---------- Materials provided ----------

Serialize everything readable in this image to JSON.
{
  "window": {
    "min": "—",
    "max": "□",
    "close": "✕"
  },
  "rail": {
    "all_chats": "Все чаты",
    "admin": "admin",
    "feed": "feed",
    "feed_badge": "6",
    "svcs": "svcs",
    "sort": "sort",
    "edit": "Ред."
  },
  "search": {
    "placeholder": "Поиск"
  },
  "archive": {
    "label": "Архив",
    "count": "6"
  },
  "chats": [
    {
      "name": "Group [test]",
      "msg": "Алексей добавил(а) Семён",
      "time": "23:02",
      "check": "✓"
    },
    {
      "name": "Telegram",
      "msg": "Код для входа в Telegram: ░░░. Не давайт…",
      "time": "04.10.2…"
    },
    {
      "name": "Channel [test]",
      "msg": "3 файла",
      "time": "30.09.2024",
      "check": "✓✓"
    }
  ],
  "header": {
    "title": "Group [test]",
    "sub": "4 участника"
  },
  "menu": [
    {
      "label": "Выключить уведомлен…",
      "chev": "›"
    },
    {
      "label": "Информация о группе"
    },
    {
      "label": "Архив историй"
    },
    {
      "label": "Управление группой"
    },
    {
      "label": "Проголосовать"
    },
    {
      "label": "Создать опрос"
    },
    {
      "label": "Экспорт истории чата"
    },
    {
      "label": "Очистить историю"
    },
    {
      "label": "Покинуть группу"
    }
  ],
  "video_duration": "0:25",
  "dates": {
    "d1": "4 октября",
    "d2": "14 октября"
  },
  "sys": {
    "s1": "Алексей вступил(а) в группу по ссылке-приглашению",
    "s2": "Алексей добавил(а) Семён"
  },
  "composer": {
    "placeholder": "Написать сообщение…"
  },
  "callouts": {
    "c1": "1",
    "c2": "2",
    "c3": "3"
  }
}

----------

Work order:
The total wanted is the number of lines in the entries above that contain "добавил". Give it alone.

Answer to this exercise:
2